*** Opening DATA SUPPLIED ***

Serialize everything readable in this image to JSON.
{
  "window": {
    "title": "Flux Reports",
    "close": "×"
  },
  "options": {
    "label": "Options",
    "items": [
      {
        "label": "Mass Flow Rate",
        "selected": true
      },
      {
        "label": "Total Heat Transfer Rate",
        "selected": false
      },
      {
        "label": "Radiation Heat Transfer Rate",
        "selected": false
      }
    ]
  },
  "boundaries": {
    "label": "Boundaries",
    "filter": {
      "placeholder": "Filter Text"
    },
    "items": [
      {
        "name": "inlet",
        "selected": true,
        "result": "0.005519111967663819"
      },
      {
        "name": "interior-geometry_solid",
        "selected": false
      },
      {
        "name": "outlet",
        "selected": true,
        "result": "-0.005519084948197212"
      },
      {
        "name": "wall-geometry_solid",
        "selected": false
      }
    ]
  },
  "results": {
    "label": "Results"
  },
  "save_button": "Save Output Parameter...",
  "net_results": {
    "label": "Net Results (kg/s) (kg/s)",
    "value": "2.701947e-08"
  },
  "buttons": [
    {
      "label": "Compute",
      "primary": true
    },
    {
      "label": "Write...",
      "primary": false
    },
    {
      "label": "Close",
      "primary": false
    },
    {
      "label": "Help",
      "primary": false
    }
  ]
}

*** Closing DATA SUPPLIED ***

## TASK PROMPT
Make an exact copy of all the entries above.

## OUTPUT FOR THIS TASK
Serialize everything readable in this image to JSON.
{
  "window": {
    "title": "Flux Reports",
    "close": "×"
  },
  "options": {
    "label": "Options",
    "items": [
      {
        "label": "Mass Flow Rate",
        "selected": true
      },
      {
        "label": "Total Heat Transfer Rate",
        "selected": false
      },
      {
        "label": "Radiation Heat Transfer Rate",
        "selected": false
      }
    ]
  },
  "boundaries": {
    "label": "Boundaries",
    "filter": {
      "placeholder": "Filter Text"
    },
    "items": [
      {
        "name": "inlet",
        "selected": true,
        "result": "0.005519111967663819"
      },
      {
        "name": "interior-geometry_solid",
        "selected": false
      },
      {
        "name": "outlet",
        "selected": true,
        "result": "-0.005519084948197212"
      },
      {
        "name": "wall-geometry_solid",
        "selected": false
      }
    ]
  },
  "results": {
    "label": "Results"
  },
  "save_button": "Save Output Parameter...",
  "net_results": {
    "label": "Net Results (kg/s) (kg/s)",
    "value": "2.701947e-08"
  },
  "buttons": [
    {
      "label": "Compute",
      "primary": true
    },
    {
      "label": "Write...",
      "primary": false
    },
    {
      "label": "Close",
      "primary": false
    },
    {
      "label": "Help",
      "primary": false
    }
  ]
}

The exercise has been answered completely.